The Oxford English Dictionary credits The Wycliffe Bible, a 14th century Middle English translation of the Bible, with more early citations of English words than the works of Dickens, Ben Jonson, Jane Austen, Thomas Hardy, Samuel Pepys, and John Milton combined. Show More Summary
From the Language Corner of the Columbia Journalism Review:Nowadays, “stave off” means to keep at bay, fight off, or defend against. But in its original, noun form, around 1400, the Oxford English Dictionary says, a “stave” was a thin...Show More Summary
Topic: Books The OED quotes the Beastie Boys nine times! That’s a pretty respectable tally for any modern author, let alone a trio of rappers whose renown is largely due to a song called “(You Gotta) Fight for Your Right (to Party!)”. Show More Summary
Work-life balance is a struggle for many people. Yet, this concept is very new. According to the Oxford English Dictionary,... The post 10 Signs You Are Having Work-Life Balance appeared first on Lifehack.
From Russell Napier of Eric The failure of the SNB, invisible cloth and a one-way ticket to Palookaville Definition of ‘fix’ (Oxford English Dictionary): (v) To fasten, make firm; to deprive of volatility or fluidity(v) To adjust, make...Show More Summary
People awakening from a "nightmare" often have the sensation that they can't breathe. Not surprising: That's where the word "nightmare" comes from. The Oxford English Dictionary traces the first used of "nightmare" in English to around 1300, as "a female spirit or monster supposed to settle on and produce a feeling of suffocation in a sleeping person or animal." Other...
A “firm belief in the reliability, truth, ability, or strength of someone or something” is the definition of the word trust, according to the Oxford dictionary of American English. “United’s somewhat pyrrhic court victory” and “Court...Show More Summary
In-house columnist Mark Herrmann nominates a word that should appear in the next edition of the Oxford English Dictionary.

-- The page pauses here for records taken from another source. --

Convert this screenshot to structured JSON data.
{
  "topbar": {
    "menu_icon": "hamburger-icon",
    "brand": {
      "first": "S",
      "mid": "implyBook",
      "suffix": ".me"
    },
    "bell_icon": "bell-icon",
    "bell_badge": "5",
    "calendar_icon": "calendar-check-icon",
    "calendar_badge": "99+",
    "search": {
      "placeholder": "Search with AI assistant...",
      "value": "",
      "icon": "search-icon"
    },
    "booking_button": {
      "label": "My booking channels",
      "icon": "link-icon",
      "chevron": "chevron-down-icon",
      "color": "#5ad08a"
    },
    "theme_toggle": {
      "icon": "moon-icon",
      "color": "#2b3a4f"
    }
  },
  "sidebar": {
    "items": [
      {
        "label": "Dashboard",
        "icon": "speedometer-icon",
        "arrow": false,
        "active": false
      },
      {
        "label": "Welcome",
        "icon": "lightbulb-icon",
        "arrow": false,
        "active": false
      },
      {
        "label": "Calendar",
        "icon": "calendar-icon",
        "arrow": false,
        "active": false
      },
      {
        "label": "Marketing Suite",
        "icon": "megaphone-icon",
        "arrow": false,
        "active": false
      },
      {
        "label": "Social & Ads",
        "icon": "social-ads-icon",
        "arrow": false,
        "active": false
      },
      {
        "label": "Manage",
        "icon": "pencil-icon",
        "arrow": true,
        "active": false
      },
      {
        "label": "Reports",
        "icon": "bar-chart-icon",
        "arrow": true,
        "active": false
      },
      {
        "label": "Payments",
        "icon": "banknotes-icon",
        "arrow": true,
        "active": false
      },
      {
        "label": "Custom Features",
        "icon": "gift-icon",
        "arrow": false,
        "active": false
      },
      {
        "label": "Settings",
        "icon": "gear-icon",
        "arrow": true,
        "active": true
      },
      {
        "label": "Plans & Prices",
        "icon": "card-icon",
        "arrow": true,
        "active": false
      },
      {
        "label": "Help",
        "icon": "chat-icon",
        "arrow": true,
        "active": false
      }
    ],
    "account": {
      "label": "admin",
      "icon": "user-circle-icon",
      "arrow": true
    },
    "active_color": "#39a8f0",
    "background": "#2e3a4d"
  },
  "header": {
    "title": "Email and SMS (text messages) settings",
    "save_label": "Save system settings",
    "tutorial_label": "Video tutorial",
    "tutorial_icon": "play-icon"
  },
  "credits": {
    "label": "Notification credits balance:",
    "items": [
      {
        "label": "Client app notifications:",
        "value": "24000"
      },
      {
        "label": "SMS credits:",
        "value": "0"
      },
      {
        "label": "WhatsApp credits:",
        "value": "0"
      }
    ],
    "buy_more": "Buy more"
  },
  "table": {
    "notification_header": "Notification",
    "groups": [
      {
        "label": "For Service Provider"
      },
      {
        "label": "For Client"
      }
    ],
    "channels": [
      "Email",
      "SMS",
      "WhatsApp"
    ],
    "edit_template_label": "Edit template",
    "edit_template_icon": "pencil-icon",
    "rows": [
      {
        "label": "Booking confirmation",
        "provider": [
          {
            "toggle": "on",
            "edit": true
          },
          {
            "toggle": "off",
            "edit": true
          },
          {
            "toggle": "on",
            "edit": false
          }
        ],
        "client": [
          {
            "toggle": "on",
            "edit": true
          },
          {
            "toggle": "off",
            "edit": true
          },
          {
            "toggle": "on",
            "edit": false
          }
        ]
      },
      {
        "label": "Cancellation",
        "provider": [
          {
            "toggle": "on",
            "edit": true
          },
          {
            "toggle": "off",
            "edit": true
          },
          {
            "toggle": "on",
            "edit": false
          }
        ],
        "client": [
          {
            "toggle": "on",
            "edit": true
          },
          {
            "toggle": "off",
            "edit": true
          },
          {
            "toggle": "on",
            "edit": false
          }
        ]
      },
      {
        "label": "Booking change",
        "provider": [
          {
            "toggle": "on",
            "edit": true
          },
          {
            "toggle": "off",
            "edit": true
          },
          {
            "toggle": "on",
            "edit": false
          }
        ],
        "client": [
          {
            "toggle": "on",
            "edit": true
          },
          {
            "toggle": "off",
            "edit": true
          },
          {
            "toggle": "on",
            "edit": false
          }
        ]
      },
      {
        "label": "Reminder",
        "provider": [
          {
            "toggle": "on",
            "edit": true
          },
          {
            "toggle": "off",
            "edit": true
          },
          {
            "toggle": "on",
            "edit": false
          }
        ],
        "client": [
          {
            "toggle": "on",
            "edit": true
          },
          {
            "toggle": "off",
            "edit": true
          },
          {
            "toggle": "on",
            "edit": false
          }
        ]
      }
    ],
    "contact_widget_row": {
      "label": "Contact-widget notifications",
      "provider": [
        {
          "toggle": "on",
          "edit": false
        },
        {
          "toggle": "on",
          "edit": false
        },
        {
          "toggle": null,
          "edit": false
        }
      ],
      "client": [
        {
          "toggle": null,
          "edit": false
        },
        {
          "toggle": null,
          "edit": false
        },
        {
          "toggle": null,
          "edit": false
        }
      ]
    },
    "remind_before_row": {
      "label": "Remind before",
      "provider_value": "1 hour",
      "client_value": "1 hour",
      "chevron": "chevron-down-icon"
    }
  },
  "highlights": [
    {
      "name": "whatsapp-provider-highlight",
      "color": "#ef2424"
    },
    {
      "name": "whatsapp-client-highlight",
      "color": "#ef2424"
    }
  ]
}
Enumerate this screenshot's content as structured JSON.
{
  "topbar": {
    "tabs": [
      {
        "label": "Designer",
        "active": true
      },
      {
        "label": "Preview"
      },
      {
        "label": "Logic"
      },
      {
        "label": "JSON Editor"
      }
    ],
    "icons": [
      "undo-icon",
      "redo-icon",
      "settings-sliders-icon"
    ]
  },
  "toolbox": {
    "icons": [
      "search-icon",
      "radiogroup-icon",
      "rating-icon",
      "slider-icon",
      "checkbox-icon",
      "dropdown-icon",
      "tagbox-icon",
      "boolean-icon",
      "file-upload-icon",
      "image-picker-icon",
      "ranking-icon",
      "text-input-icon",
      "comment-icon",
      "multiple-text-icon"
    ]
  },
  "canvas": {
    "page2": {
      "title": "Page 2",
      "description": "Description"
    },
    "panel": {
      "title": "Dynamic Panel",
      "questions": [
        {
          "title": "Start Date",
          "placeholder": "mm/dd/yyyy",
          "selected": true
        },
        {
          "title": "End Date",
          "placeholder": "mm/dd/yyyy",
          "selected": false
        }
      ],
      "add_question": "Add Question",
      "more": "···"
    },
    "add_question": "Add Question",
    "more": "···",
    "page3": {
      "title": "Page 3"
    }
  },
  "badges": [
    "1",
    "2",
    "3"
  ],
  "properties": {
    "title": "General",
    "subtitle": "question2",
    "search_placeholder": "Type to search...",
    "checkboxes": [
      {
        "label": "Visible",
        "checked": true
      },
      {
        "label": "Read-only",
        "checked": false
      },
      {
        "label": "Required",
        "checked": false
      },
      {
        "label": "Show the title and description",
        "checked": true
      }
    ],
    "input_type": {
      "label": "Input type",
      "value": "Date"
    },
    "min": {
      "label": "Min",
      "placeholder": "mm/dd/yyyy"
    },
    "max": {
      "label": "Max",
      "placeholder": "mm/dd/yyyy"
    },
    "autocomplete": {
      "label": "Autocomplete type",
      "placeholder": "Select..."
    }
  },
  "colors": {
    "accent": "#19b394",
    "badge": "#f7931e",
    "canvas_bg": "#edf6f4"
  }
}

To celebrate "The Simpsons'" 25th Anniversary, Oxford Dictionaries turned to English professor Michael Adams to examine how the show has changed the language.
Over at the Oxford Dictionaries blog, there's an essay by author and Indiana University at Bloomington professor Michael Adams that investigates how The Simpsons has helped shape the English language over the past 25 years. Read mor...
Four times a year, the venerable Oxford English Dictionary releases a list of words it has added, revised, or otherwise updated. Given that the OED contains nearly 300,000 entries, releasing a new edition that thoroughly updates is a monumental task. (The latest fully updated edition was only the second, and was released in 1989.) So, in this online world, the...
The editors at OxfordDictionaries.com try to stay on top of the latest developments in English vocabulary, and they just added 1,000 new words to their online dictionary. Updates include acronyms like WTAF ("what the actual f__"), shortenings like jel (jealous), and creative spellings like hawt and fone. Show More Summary